The Oxford Housing Sprint is an assembly of 56 practitioners, academics, and disruptors aiming to bring radical realism and energy to bear on the UK’s national housing emergency, organised and hosted by Oxford Saïd.
Informed by three pieces of specially commissioned research from four University of Oxford academics, the Sprint generated 13 practical ways to boost housing supply. The ideas spanned better use of data to pinpoint housing need, new sources of finance, more flexible home types and tenures, initiatives to mobilise local support for homebuilding and ways to release more land.
Here are ways in which tech has responded to the housing crisis financially, as reported by Andrew Baum and Qizhou Xiong
Private market products
In the proptech wave of 2008-2019, there have been many innovations including online mortgage brokers, house purchase websites, rental brokers, and some products aimed directly at the intending owner occupier short of adequate equity or debt finance.
Such innovations have included crowdfunding and peer-to-peer lending, shared ownership and equity loans, crowdfunding and peer-to-peer lending. Capital raising in the private markets remains a vital, difficult activity. Equity may be appealing, but it is generally more time consuming to raise than debt. Hence, we can observe tech-driven entrepreneurial activity in the raising of equity.
The shared economy model, real estate crowdfunding, has captured the imagination of young entrepreneurs and SME developers. Crowdfunding has the potential to resolve the capital requirement problem for less financially capable buyers, but also to remove geographical barriers. Reducing the minimum deal size for an investor should widen the potential buyer base and the pool of available capital.
Capital raisers – Brickvest, Property Partner, CapitalRise, Property Crowd, Property Moose, Piggyback and Mashvisor, in the somewhat patronising yet hopeful words of the latter, have claimed to “let average people become savvy individual investors to make profitable real estate investments and rental strategy decisions through an online platform that instantly aggregates real estate data”.
Increasingly, platforms such as Cogress or Shojin are using their own crowdfunding solutions as a retail distribution channel to fund single property investments and developments. Single properties are unregulated, so the result of the collision of retail crowdfunding and regulated investment management business is yet to become clear.
The mechanism used for more sophisticated investments involves retail investors being grouped into one limited partnership, advised by the platform. Whether good advice is being proved by professionals in these platforms is at best unclear. Debt crowdfunding and mortgage platforms including Trussle and pioneer peer-to-peer real estate lending platform LendInvest are also in place. As are a fascinating group of residential co-ownership sites including the Unmortgage and Stride Up, whose proposition is to help prospective homeowners without adequate deposits co-invest with equity-rich capital providers.
Up to 2016, real estate crowdfunding had raised $3.5bn for 125 companies in the US, around 10% of global crowdfunding capital raised. However, the crowdfunding and peer-to-peer lending markets have since seen several failures and lack any real scale.
Shared ownership and equity loans

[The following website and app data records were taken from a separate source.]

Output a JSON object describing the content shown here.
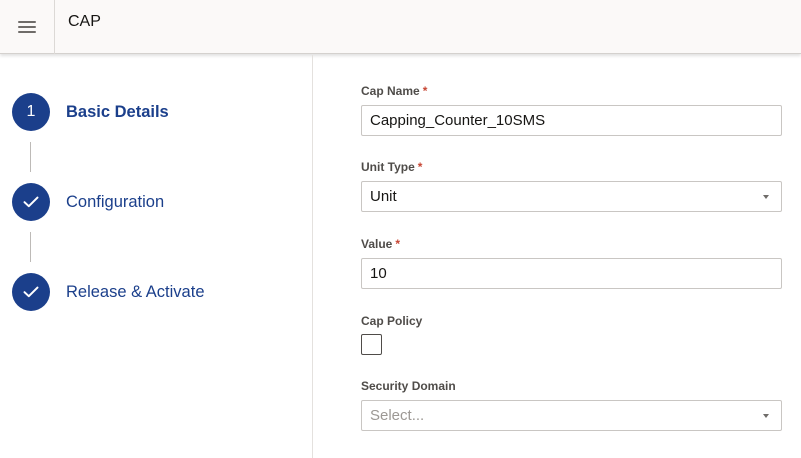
{
  "header": {
    "title": "CAP",
    "menu_icon": "hamburger-menu-icon"
  },
  "steps": [
    {
      "number": "1",
      "label": "Basic Details",
      "state": "current"
    },
    {
      "number": "",
      "label": "Configuration",
      "state": "completed",
      "icon": "checkmark-icon"
    },
    {
      "number": "",
      "label": "Release & Activate",
      "state": "completed",
      "icon": "checkmark-icon"
    }
  ],
  "form": {
    "cap_name": {
      "label": "Cap Name",
      "required": "*",
      "value": "Capping_Counter_10SMS"
    },
    "unit_type": {
      "label": "Unit Type",
      "required": "*",
      "value": "Unit"
    },
    "value": {
      "label": "Value",
      "required": "*",
      "value": "10"
    },
    "cap_policy": {
      "label": "Cap Policy",
      "checked": false
    },
    "security_domain": {
      "label": "Security Domain",
      "placeholder": "Select..."
    }
  },
  "colors": {
    "accent": "#1b3f8b",
    "required": "#c74634",
    "header_bg": "#fbf9f8"
  }
}
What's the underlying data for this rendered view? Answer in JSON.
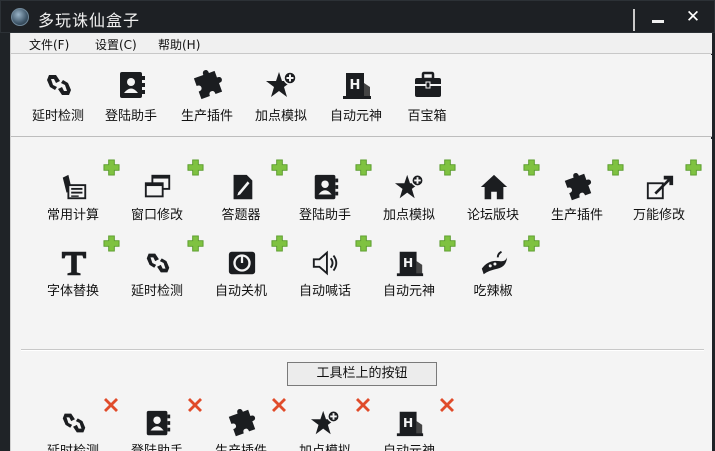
{
  "window": {
    "title": "多玩诛仙盒子"
  },
  "menu": [
    "文件(F)",
    "设置(C)",
    "帮助(H)"
  ],
  "toolbar": [
    {
      "label": "延时检测",
      "icon": "chain-link-icon"
    },
    {
      "label": "登陆助手",
      "icon": "contact-book-icon"
    },
    {
      "label": "生产插件",
      "icon": "puzzle-piece-icon"
    },
    {
      "label": "加点模拟",
      "icon": "star-plus-icon"
    },
    {
      "label": "自动元神",
      "icon": "hotel-icon"
    },
    {
      "label": "百宝箱",
      "icon": "toolbox-icon"
    }
  ],
  "available_tools": [
    {
      "label": "常用计算",
      "icon": "calculator-note-icon"
    },
    {
      "label": "窗口修改",
      "icon": "windows-stack-icon"
    },
    {
      "label": "答题器",
      "icon": "pencil-doc-icon"
    },
    {
      "label": "登陆助手",
      "icon": "contact-book-icon"
    },
    {
      "label": "加点模拟",
      "icon": "star-plus-icon"
    },
    {
      "label": "论坛版块",
      "icon": "home-icon"
    },
    {
      "label": "生产插件",
      "icon": "puzzle-piece-icon"
    },
    {
      "label": "万能修改",
      "icon": "resize-arrow-icon"
    },
    {
      "label": "字体替换",
      "icon": "font-t-icon"
    },
    {
      "label": "延时检测",
      "icon": "chain-link-icon"
    },
    {
      "label": "自动关机",
      "icon": "power-clock-icon"
    },
    {
      "label": "自动喊话",
      "icon": "speaker-icon"
    },
    {
      "label": "自动元神",
      "icon": "hotel-icon"
    },
    {
      "label": "吃辣椒",
      "icon": "chili-pepper-icon"
    }
  ],
  "toolbar_section": {
    "caption": "工具栏上的按钮",
    "items": [
      {
        "label": "延时检测",
        "icon": "chain-link-icon"
      },
      {
        "label": "登陆助手",
        "icon": "contact-book-icon"
      },
      {
        "label": "生产插件",
        "icon": "puzzle-piece-icon"
      },
      {
        "label": "加点模拟",
        "icon": "star-plus-icon"
      },
      {
        "label": "自动元神",
        "icon": "hotel-icon"
      }
    ]
  },
  "colors": {
    "add": "#7fc241",
    "remove": "#e04b2a",
    "icon": "#1b1d20",
    "titlebar": "#1d2024"
  }
}
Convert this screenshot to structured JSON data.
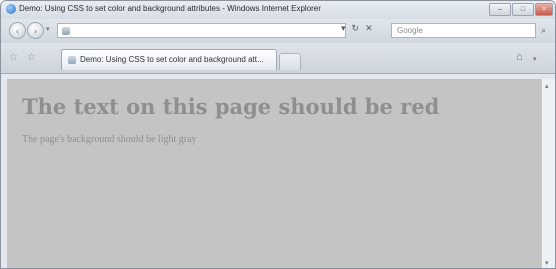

Startups offering private shared ownership schemes include StrideUp, Unmortgage, HoP, Your Home and others. These are private market shared ownership products through which no debt is used in the house purchase but a minority owner, who is also occupier, co-invests with a particular capital source or with a pool of capital which in turn charges a rent for their commitment.
This is useful for intending homeowners with insufficient deposits but has been undercut at the lower end of the market by government Help to Buy equity loans. We have also seen the emergence of equity loan providers such as Ahauz, Proportunity and others. These organisations will provide cash to bridge the deposit shortfall in return for a minority equity position. Shared ownership and equity loan products have all struggled to achieve scale, although some have managed to raise Series A venture capital funding.